Probably the most common condition that is known to respond really well to Shockwave therapy is ‘Plantar Fasciitis’. Approximately one in 10 people who run will develop this painful condition.
In patients suffering from this condition the symptoms are mostly foot pain, often first thing in the morning when you get out of bed or pain after resting. Typically, there is some improvement once you are mobile as the foot warms up, however; plantar fasciitis can cause terrible pain and the patient struggles to walk without severe discomfort.
Causes commonly associated with plantar fasciitis include:
• Exercise with tight calf muscles
• Increase in activity such as walking and running.
• Wearing shoes with little or no support/cushioning
• Spending a lot of time on you feet
• Having high arches or flat feet
• Sometimes causes are unknown

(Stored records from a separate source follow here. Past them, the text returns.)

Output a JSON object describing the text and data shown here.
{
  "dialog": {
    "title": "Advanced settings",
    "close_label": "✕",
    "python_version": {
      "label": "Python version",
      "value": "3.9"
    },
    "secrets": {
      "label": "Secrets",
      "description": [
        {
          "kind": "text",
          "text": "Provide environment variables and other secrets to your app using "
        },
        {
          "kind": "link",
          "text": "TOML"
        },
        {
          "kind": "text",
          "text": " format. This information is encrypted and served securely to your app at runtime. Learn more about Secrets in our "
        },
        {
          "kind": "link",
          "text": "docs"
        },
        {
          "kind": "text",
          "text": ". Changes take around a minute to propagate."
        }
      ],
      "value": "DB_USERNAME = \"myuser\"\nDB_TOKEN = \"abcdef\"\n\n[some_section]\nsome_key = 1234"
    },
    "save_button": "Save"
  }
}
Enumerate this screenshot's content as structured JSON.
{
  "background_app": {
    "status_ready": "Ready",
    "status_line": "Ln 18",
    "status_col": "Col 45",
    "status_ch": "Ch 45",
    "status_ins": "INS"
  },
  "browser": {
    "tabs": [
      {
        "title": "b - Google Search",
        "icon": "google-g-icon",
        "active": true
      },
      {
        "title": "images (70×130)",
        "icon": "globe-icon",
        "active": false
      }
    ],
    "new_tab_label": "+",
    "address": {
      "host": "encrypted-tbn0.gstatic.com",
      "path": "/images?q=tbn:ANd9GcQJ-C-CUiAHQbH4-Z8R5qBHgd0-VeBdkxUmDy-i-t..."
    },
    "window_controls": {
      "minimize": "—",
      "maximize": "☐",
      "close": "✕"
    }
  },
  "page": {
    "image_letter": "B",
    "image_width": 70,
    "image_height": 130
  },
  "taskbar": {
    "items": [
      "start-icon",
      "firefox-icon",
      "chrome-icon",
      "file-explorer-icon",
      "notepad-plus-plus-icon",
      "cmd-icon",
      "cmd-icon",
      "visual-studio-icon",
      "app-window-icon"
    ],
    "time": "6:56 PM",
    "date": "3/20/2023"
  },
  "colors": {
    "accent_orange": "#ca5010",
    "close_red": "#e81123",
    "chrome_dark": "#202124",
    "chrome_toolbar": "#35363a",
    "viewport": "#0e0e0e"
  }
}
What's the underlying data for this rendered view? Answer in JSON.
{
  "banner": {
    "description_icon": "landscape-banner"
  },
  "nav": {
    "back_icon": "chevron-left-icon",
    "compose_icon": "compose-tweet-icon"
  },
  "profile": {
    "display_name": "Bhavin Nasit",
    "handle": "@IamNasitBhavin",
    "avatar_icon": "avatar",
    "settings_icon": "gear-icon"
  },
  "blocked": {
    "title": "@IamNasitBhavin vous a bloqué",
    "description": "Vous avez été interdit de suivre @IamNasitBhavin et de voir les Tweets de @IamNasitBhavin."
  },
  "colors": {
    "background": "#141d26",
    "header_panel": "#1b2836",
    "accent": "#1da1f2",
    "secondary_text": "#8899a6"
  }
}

Shockwave therapy helps with plantar fasciitis by inducing a micro- trauma to the tissue that is responsible for the pain in the heel of the foot. The shockwave treatment results in new blood vessel formation and an increase delivery of nutrients thus relieving the symptoms of pain. Along with osteopathic manual therapy of the associated areas and treatment plan you will have an outstanding chance of getting out of pain quickly and back to enjoying a pain free life.
WHAT ARE SHOCKWAVES?
Focused shockwaves are are generated electromagnetically through a cylindrical coil which creates opposing magnetic fields when current is applied. In the medical world, shock waves have been used since 1980 to disintegrate kidney stones, for instance. In modern pain therapy, shock wave energy is applied to the painful body regions, where it can exert its curative action.
WHAT DOES IT DO?
Shock waves can accelerate the healing process in the body, they stimulate metabolism and improve blood circulation; damaged tissue can regenerate and fully hea
IS IT SAFE?
Treatment is non-invasive, quick and effective, and has been deemed a safe treatment by the National Institute of Health and Care Excellence (the body that determines best practice within the NHS). No anaesthetic is required, and the patient doesn’t face a lengthy rehabilitation.